GOAL OF THE EXERCISE
The records below are to be quoted in full; please keep every word exact.

EXTRACTED DATA
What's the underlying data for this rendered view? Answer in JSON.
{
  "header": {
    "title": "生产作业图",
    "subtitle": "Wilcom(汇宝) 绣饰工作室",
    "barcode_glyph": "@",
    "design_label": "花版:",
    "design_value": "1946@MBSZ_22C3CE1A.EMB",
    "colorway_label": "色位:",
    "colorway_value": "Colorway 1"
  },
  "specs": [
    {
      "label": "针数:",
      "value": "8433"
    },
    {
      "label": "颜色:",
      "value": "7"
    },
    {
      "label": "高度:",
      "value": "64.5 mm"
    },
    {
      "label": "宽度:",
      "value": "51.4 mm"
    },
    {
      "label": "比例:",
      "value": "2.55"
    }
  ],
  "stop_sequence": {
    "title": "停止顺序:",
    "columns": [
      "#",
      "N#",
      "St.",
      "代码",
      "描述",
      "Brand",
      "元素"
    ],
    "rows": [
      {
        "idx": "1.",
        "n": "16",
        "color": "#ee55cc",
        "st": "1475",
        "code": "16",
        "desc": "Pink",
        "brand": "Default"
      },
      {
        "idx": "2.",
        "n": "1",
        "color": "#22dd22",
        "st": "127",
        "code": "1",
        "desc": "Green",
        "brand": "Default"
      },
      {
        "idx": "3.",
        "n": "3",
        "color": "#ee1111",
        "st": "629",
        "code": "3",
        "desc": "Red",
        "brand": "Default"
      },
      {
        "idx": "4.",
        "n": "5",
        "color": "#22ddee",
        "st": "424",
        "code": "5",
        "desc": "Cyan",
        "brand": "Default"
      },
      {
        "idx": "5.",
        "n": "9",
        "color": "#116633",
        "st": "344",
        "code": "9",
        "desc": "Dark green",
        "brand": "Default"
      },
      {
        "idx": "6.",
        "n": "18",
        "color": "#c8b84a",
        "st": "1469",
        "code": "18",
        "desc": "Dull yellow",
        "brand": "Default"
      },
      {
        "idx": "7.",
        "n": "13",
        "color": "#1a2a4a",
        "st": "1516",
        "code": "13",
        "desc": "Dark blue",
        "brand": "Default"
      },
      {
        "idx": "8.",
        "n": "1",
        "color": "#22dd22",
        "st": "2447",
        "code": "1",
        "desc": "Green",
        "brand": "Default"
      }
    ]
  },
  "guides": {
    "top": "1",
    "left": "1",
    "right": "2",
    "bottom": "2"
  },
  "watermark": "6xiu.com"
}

ANSWER BOX
What's the underlying data for this rendered view? Answer in JSON.
{
  "header": {
    "title": "生产作业图",
    "subtitle": "Wilcom(汇宝) 绣饰工作室",
    "barcode_glyph": "@",
    "design_label": "花版:",
    "design_value": "1946@MBSZ_22C3CE1A.EMB",
    "colorway_label": "色位:",
    "colorway_value": "Colorway 1"
  },
  "specs": [
    {
      "label": "针数:",
      "value": "8433"
    },
    {
      "label": "颜色:",
      "value": "7"
    },
    {
      "label": "高度:",
      "value": "64.5 mm"
    },
    {
      "label": "宽度:",
      "value": "51.4 mm"
    },
    {
      "label": "比例:",
      "value": "2.55"
    }
  ],
  "stop_sequence": {
    "title": "停止顺序:",
    "columns": [
      "#",
      "N#",
      "St.",
      "代码",
      "描述",
      "Brand",
      "元素"
    ],
    "rows": [
      {
        "idx": "1.",
        "n": "16",
        "color": "#ee55cc",
        "st": "1475",
        "code": "16",
        "desc": "Pink",
        "brand": "Default"
      },
      {
        "idx": "2.",
        "n": "1",
        "color": "#22dd22",
        "st": "127",
        "code": "1",
        "desc": "Green",
        "brand": "Default"
      },
      {
        "idx": "3.",
        "n": "3",
        "color": "#ee1111",
        "st": "629",
        "code": "3",
        "desc": "Red",
        "brand": "Default"
      },
      {
        "idx": "4.",
        "n": "5",
        "color": "#22ddee",
        "st": "424",
        "code": "5",
        "desc": "Cyan",
        "brand": "Default"
      },
      {
        "idx": "5.",
        "n": "9",
        "color": "#116633",
        "st": "344",
        "code": "9",
        "desc": "Dark green",
        "brand": "Default"
      },
      {
        "idx": "6.",
        "n": "18",
        "color": "#c8b84a",
        "st": "1469",
        "code": "18",
        "desc": "Dull yellow",
        "brand": "Default"
      },
      {
        "idx": "7.",
        "n": "13",
        "color": "#1a2a4a",
        "st": "1516",
        "code": "13",
        "desc": "Dark blue",
        "brand": "Default"
      },
      {
        "idx": "8.",
        "n": "1",
        "color": "#22dd22",
        "st": "2447",
        "code": "1",
        "desc": "Green",
        "brand": "Default"
      }
    ]
  },
  "guides": {
    "top": "1",
    "left": "1",
    "right": "2",
    "bottom": "2"
  },
  "watermark": "6xiu.com"
}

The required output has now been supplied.